# THE DATA
+--

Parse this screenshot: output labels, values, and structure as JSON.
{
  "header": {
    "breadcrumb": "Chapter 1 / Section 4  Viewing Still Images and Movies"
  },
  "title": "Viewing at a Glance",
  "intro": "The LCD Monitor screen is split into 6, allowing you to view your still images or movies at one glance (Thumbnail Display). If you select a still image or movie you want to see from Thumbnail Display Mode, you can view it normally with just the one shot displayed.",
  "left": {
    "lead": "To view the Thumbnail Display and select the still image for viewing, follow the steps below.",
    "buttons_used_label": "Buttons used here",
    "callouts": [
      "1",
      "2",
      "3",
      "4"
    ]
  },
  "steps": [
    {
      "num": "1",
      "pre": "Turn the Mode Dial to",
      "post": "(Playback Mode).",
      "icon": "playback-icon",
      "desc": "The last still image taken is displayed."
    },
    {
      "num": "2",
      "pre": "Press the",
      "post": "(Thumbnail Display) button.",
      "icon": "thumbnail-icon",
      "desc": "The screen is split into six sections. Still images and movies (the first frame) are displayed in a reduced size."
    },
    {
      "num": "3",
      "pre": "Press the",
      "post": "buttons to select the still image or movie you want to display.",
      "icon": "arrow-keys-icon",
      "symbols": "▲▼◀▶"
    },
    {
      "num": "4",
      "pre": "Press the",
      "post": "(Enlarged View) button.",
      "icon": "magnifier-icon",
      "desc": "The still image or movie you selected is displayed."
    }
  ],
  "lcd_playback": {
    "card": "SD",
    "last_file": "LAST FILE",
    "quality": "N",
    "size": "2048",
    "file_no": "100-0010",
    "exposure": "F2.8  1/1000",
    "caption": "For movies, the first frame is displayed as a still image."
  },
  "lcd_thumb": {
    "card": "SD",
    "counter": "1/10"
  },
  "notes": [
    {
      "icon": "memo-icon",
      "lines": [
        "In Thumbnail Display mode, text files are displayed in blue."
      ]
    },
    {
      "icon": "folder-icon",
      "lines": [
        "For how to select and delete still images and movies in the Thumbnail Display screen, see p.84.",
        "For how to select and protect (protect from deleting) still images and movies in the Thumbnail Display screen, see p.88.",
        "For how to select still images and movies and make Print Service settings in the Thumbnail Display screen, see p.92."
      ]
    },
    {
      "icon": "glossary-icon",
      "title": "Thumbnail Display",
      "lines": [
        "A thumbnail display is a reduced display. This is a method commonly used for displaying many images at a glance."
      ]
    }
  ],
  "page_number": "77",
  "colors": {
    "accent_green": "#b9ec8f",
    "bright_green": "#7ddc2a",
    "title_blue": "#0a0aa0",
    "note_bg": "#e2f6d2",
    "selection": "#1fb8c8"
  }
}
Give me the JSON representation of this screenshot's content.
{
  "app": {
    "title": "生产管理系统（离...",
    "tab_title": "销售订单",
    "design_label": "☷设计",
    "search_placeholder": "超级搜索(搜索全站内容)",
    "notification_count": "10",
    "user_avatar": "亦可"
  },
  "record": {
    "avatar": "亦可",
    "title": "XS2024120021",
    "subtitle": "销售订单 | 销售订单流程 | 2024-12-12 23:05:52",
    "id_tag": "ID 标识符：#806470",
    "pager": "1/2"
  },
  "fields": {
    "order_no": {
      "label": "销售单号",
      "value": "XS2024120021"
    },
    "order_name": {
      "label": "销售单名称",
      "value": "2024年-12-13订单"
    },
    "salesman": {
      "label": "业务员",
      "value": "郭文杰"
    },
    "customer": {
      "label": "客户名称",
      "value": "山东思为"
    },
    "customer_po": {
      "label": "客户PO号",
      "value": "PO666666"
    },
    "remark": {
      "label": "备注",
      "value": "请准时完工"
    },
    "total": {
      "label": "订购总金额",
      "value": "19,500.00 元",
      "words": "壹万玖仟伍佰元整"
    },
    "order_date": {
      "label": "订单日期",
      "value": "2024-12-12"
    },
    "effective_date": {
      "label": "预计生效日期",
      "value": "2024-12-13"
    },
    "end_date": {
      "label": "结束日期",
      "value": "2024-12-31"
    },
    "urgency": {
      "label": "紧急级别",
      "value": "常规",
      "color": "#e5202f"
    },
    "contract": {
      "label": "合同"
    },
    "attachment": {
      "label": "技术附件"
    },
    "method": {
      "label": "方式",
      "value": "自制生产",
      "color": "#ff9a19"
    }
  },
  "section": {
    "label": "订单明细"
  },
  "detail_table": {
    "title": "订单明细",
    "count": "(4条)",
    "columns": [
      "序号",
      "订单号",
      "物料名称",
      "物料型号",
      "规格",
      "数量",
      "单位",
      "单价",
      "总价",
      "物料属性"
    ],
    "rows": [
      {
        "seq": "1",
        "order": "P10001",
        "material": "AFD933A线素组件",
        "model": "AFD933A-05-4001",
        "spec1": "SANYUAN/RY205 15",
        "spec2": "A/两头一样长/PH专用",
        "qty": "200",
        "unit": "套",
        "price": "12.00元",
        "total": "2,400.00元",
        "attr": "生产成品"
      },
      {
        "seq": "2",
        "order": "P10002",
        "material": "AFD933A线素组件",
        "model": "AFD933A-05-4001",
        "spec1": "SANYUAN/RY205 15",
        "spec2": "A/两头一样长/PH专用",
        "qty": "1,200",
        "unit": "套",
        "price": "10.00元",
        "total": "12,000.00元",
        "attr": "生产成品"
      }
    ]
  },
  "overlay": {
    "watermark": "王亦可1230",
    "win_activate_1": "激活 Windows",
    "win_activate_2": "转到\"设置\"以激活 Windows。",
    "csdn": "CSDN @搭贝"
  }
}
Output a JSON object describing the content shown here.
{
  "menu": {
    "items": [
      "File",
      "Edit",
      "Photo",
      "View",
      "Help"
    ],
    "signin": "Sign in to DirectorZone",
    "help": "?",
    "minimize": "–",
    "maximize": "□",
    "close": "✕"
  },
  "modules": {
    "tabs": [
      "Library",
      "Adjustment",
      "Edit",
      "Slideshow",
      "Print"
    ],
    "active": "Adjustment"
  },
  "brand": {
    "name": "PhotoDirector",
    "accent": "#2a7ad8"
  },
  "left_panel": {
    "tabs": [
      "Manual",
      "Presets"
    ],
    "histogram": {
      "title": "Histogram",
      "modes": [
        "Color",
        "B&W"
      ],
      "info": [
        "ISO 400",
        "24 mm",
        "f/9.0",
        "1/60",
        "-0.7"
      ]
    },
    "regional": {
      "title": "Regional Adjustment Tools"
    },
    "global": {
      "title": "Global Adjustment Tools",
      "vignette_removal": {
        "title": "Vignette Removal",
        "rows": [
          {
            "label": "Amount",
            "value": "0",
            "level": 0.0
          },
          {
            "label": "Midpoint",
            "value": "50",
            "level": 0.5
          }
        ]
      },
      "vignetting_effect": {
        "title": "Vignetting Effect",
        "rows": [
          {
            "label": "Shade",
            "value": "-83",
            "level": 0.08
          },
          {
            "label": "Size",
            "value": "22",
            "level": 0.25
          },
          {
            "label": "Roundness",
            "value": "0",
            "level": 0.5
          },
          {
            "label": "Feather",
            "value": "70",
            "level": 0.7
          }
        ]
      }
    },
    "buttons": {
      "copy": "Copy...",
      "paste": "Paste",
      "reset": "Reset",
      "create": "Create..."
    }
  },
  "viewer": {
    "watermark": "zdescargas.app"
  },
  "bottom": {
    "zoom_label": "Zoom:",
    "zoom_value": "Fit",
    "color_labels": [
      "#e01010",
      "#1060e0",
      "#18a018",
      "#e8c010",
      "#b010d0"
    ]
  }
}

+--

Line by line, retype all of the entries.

Parse this screenshot: output labels, values, and structure as JSON.
{
  "header": {
    "breadcrumb": "Chapter 1 / Section 4  Viewing Still Images and Movies"
  },
  "title": "Viewing at a Glance",
  "intro": "The LCD Monitor screen is split into 6, allowing you to view your still images or movies at one glance (Thumbnail Display). If you select a still image or movie you want to see from Thumbnail Display Mode, you can view it normally with just the one shot displayed.",
  "left": {
    "lead": "To view the Thumbnail Display and select the still image for viewing, follow the steps below.",
    "buttons_used_label": "Buttons used here",
    "callouts": [
      "1",
      "2",
      "3",
      "4"
    ]
  },
  "steps": [
    {
      "num": "1",
      "pre": "Turn the Mode Dial to",
      "post": "(Playback Mode).",
      "icon": "playback-icon",
      "desc": "The last still image taken is displayed."
    },
    {
      "num": "2",
      "pre": "Press the",
      "post": "(Thumbnail Display) button.",
      "icon": "thumbnail-icon",
      "desc": "The screen is split into six sections. Still images and movies (the first frame) are displayed in a reduced size."
    },
    {
      "num": "3",
      "pre": "Press the",
      "post": "buttons to select the still image or movie you want to display.",
      "icon": "arrow-keys-icon",
      "symbols": "▲▼◀▶"
    },
    {
      "num": "4",
      "pre": "Press the",
      "post": "(Enlarged View) button.",
      "icon": "magnifier-icon",
      "desc": "The still image or movie you selected is displayed."
    }
  ],
  "lcd_playback": {
    "card": "SD",
    "last_file": "LAST FILE",
    "quality": "N",
    "size": "2048",
    "file_no": "100-0010",
    "exposure": "F2.8  1/1000",
    "caption": "For movies, the first frame is displayed as a still image."
  },
  "lcd_thumb": {
    "card": "SD",
    "counter": "1/10"
  },
  "notes": [
    {
      "icon": "memo-icon",
      "lines": [
        "In Thumbnail Display mode, text files are displayed in blue."
      ]
    },
    {
      "icon": "folder-icon",
      "lines": [
        "For how to select and delete still images and movies in the Thumbnail Display screen, see p.84.",
        "For how to select and protect (protect from deleting) still images and movies in the Thumbnail Display screen, see p.88.",
        "For how to select still images and movies and make Print Service settings in the Thumbnail Display screen, see p.92."
      ]
    },
    {
      "icon": "glossary-icon",
      "title": "Thumbnail Display",
      "lines": [
        "A thumbnail display is a reduced display. This is a method commonly used for displaying many images at a glance."
      ]
    }
  ],
  "page_number": "77",
  "colors": {
    "accent_green": "#b9ec8f",
    "bright_green": "#7ddc2a",
    "title_blue": "#0a0aa0",
    "note_bg": "#e2f6d2",
    "selection": "#1fb8c8"
  }
}
Give me the JSON representation of this screenshot's content.
{
  "app": {
    "title": "生产管理系统（离...",
    "tab_title": "销售订单",
    "design_label": "☷设计",
    "search_placeholder": "超级搜索(搜索全站内容)",
    "notification_count": "10",
    "user_avatar": "亦可"
  },
  "record": {
    "avatar": "亦可",
    "title": "XS2024120021",
    "subtitle": "销售订单 | 销售订单流程 | 2024-12-12 23:05:52",
    "id_tag": "ID 标识符：#806470",
    "pager": "1/2"
  },
  "fields": {
    "order_no": {
      "label": "销售单号",
      "value": "XS2024120021"
    },
    "order_name": {
      "label": "销售单名称",
      "value": "2024年-12-13订单"
    },
    "salesman": {
      "label": "业务员",
      "value": "郭文杰"
    },
    "customer": {
      "label": "客户名称",
      "value": "山东思为"
    },
    "customer_po": {
      "label": "客户PO号",
      "value": "PO666666"
    },
    "remark": {
      "label": "备注",
      "value": "请准时完工"
    },
    "total": {
      "label": "订购总金额",
      "value": "19,500.00 元",
      "words": "壹万玖仟伍佰元整"
    },
    "order_date": {
      "label": "订单日期",
      "value": "2024-12-12"
    },
    "effective_date": {
      "label": "预计生效日期",
      "value": "2024-12-13"
    },
    "end_date": {
      "label": "结束日期",
      "value": "2024-12-31"
    },
    "urgency": {
      "label": "紧急级别",
      "value": "常规",
      "color": "#e5202f"
    },
    "contract": {
      "label": "合同"
    },
    "attachment": {
      "label": "技术附件"
    },
    "method": {
      "label": "方式",
      "value": "自制生产",
      "color": "#ff9a19"
    }
  },
  "section": {
    "label": "订单明细"
  },
  "detail_table": {
    "title": "订单明细",
    "count": "(4条)",
    "columns": [
      "序号",
      "订单号",
      "物料名称",
      "物料型号",
      "规格",
      "数量",
      "单位",
      "单价",
      "总价",
      "物料属性"
    ],
    "rows": [
      {
        "seq": "1",
        "order": "P10001",
        "material": "AFD933A线素组件",
        "model": "AFD933A-05-4001",
        "spec1": "SANYUAN/RY205 15",
        "spec2": "A/两头一样长/PH专用",
        "qty": "200",
        "unit": "套",
        "price": "12.00元",
        "total": "2,400.00元",
        "attr": "生产成品"
      },
      {
        "seq": "2",
        "order": "P10002",
        "material": "AFD933A线素组件",
        "model": "AFD933A-05-4001",
        "spec1": "SANYUAN/RY205 15",
        "spec2": "A/两头一样长/PH专用",
        "qty": "1,200",
        "unit": "套",
        "price": "10.00元",
        "total": "12,000.00元",
        "attr": "生产成品"
      }
    ]
  },
  "overlay": {
    "watermark": "王亦可1230",
    "win_activate_1": "激活 Windows",
    "win_activate_2": "转到\"设置\"以激活 Windows。",
    "csdn": "CSDN @搭贝"
  }
}
Output a JSON object describing the content shown here.
{
  "menu": {
    "items": [
      "File",
      "Edit",
      "Photo",
      "View",
      "Help"
    ],
    "signin": "Sign in to DirectorZone",
    "help": "?",
    "minimize": "–",
    "maximize": "□",
    "close": "✕"
  },
  "modules": {
    "tabs": [
      "Library",
      "Adjustment",
      "Edit",
      "Slideshow",
      "Print"
    ],
    "active": "Adjustment"
  },
  "brand": {
    "name": "PhotoDirector",
    "accent": "#2a7ad8"
  },
  "left_panel": {
    "tabs": [
      "Manual",
      "Presets"
    ],
    "histogram": {
      "title": "Histogram",
      "modes": [
        "Color",
        "B&W"
      ],
      "info": [
        "ISO 400",
        "24 mm",
        "f/9.0",
        "1/60",
        "-0.7"
      ]
    },
    "regional": {
      "title": "Regional Adjustment Tools"
    },
    "global": {
      "title": "Global Adjustment Tools",
      "vignette_removal": {
        "title": "Vignette Removal",
        "rows": [
          {
            "label": "Amount",
            "value": "0",
            "level": 0.0
          },
          {
            "label": "Midpoint",
            "value": "50",
            "level": 0.5
          }
        ]
      },
      "vignetting_effect": {
        "title": "Vignetting Effect",
        "rows": [
          {
            "label": "Shade",
            "value": "-83",
            "level": 0.08
          },
          {
            "label": "Size",
            "value": "22",
            "level": 0.25
          },
          {
            "label": "Roundness",
            "value": "0",
            "level": 0.5
          },
          {
            "label": "Feather",
            "value": "70",
            "level": 0.7
          }
        ]
      }
    },
    "buttons": {
      "copy": "Copy...",
      "paste": "Paste",
      "reset": "Reset",
      "create": "Create..."
    }
  },
  "viewer": {
    "watermark": "zdescargas.app"
  },
  "bottom": {
    "zoom_label": "Zoom:",
    "zoom_value": "Fit",
    "color_labels": [
      "#e01010",
      "#1060e0",
      "#18a018",
      "#e8c010",
      "#b010d0"
    ]
  }
}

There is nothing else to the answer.